1. Season chicken liberally with salt and pepper. Heat oil in large Dutch oven over medium-high heat until just smoking. Add chicken, skin side down, and cook without moving until skin is golden brown, about 4 minutes. Using tongs, turn chicken and lightly brown on other side, about 2 minutes. Transfer chicken to plate; remove and discard skin.

2. While chicken is browning, remove and discard ribs and seeds from 2 jalapeños; mince flesh. In food processor, process half of poblano chiles, Anaheim chiles, and onions until consistency of chunky salsa, ten to twelve 1-second pulses, scraping down sides of workbowl halfway through. Transfer mixture to medium bowl. Repeat with remaining poblano chiles, Anaheim chiles, and onions; combine with first batch (do not wash food processor blade or workbowl).

3. Pour off all but 1.5 tablespoons fat from Dutch oven (adding additional vegetable oil if necessary) and reduce heat to medium. Add minced jalapeños, chile-onion mixture, garlic, cumin, coriander, and 1/4 teaspoon salt. Cover and cook, stirring occasionally, until vegetables soften, about 10 minutes. Remove pot from heat.

4. Transfer 1 cup cooked vegetable mixture to now-empty food processor workbowl. Add 1 cup beans and 1 cup broth and process until smooth, about 20 seconds. Add vegetable-bean mixture, remaining 2 cups broth, and chicken breasts to Dutch oven and bring to boil over medium-high heat. Reduce heat to medium-low and simmer, covered, stirring occasionally, until chicken registers 175 degrees on instant-read thermometer, 40 minutes.

5. Using tongs, transfer chicken to large plate. Stir in remaining beans and continue to simmer, uncovered, until beans are heated through and chili has thickened slightly, about 10 minutes.

6. Mince remaining jalapeño, reserving and mincing ribs and seeds (see note above), and set aside. When cool enough to handle, shred chicken into bite-sized pieces, discarding bones. Stir shredded chicken, lime juice, cilantro, scallions, chipotle and remaining minced jalapeño (with seeds if desired) into chili and return to simmer. Adjust seasonings with salt and pepper and serve.

Saturday, April 05, 2008

Lunch with Orangette

The baby and I are having a lovely lunch. Juiceboy is having a lazy morning watching The Thin Man and the Bug is out playing with friends across the street.
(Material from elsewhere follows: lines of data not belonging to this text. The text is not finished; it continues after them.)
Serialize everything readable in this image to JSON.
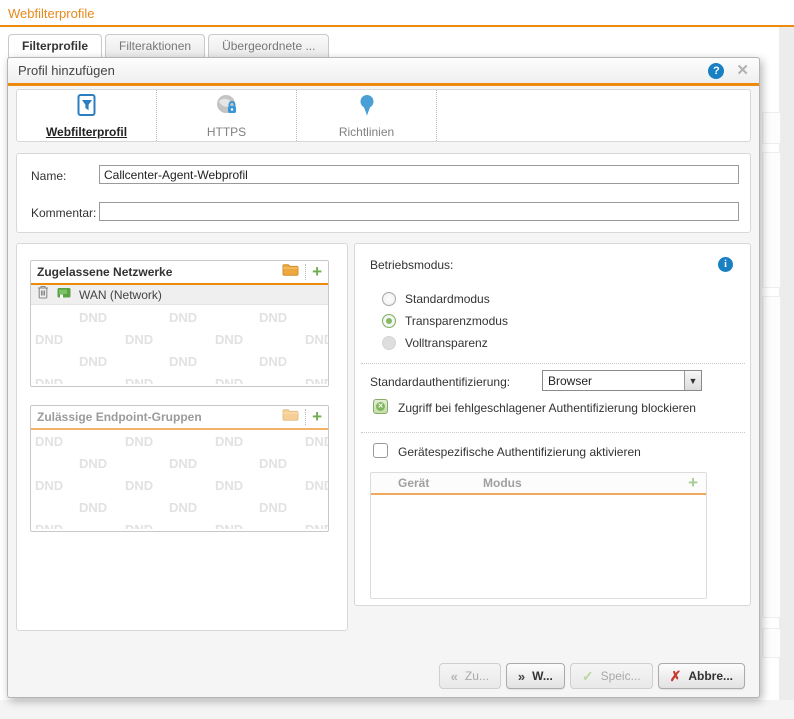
{
  "page": {
    "title": "Webfilterprofile",
    "tabs": [
      {
        "label": "Filterprofile"
      },
      {
        "label": "Filteraktionen"
      },
      {
        "label": "Übergeordnete ..."
      }
    ]
  },
  "icons": {
    "help": "?",
    "close": "✕",
    "info": "i",
    "plus": "+",
    "dropdown_arrow": "▼",
    "back_chevrons": "«",
    "forward_chevrons": "»",
    "check": "✓",
    "cancel_x": "✗"
  },
  "colors": {
    "accent_orange": "#EE8A0E",
    "icon_blue": "#1A80C4",
    "action_green": "#6FAE4E",
    "cancel_red": "#C63C2E"
  },
  "dialog": {
    "title": "Profil hinzufügen",
    "steps": [
      {
        "label": "Webfilterprofil"
      },
      {
        "label": "HTTPS"
      },
      {
        "label": "Richtlinien"
      }
    ],
    "form": {
      "name_label": "Name:",
      "name_value": "Callcenter-Agent-Webprofil",
      "comment_label": "Kommentar:",
      "comment_value": ""
    },
    "networks_panel": {
      "title": "Zugelassene Netzwerke",
      "dnd_text": "DND",
      "items": [
        {
          "label": "WAN (Network)"
        }
      ]
    },
    "endpoint_panel": {
      "title": "Zulässige Endpoint-Gruppen",
      "dnd_text": "DND"
    },
    "operation_mode": {
      "label": "Betriebsmodus:",
      "options": [
        {
          "label": "Standardmodus",
          "state": "unchecked"
        },
        {
          "label": "Transparenzmodus",
          "state": "selected"
        },
        {
          "label": "Volltransparenz",
          "state": "disabled"
        }
      ]
    },
    "default_auth": {
      "label": "Standardauthentifizierung:",
      "value": "Browser"
    },
    "auth_block_checkbox": {
      "label": "Zugriff bei fehlgeschlagener Authentifizierung blockieren",
      "checked": true
    },
    "device_auth_checkbox": {
      "label": "Gerätespezifische Authentifizierung aktivieren",
      "checked": false
    },
    "device_table": {
      "columns": [
        "Gerät",
        "Modus"
      ]
    },
    "footer": {
      "back_label": "Zu...",
      "next_label": "W...",
      "save_label": "Speic...",
      "cancel_label": "Abbre..."
    }
  }
}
So it's just the little Flea and me, tasting bits of this and that while I chat up on Orangette's travels in the Bay Area.

First, we started with some Ginger Carrot soup. It's Saturday, so it's time to clean out the fridge and cook soup with anything that might go dark and icky this week out of the veg bins. And for some reason, last week I bought an enormous bag of organic carrots, which have a "best by" date of April 6, tomorrow.

So, in with some olive oil went half a red onion, some cloves of garlic, a bit of sliced ginger, the rest of a celery stalk, half a bag of broccoli slaw, one yukon gold potato, and the giant bag of carrots. I'd browned the aromatics first, of course. Then I tipped in a big can of Swanson's chicken broth. I simmered it all for about 45-60 minutes, then pureed it all up with my wonderful immersion blender.

I added some curry powder to my bowl, but now that I've tasted how strong the ginger is, I don't know if it really needs any in the big batch.

Anyway, the baby enjoyed it greatly. When I realized how much ginger was in it, I decided he'd had enough (don't want to hurt his little tummy). But he wanted more--of anything. So next he had a little strawberry yogurt. But that wasn't enough. So I brought out cold, leftover tortellini in a spinach and tomato sauce. The baby had the soft, cheesy bits in the center of the pasta, and a few soft bites of pasta itself. And he wanted MORE. Aha, I thought. Cold spinach will end his curiosity of my lunch.

Nothing doing. More, more! He kept his baby-bird mouth open for me to cram food into it, until finally I put it all away, and gave him a simple cup of water.

Looking back I wonder, will my shirt be adorned with his lunch later this afternoon?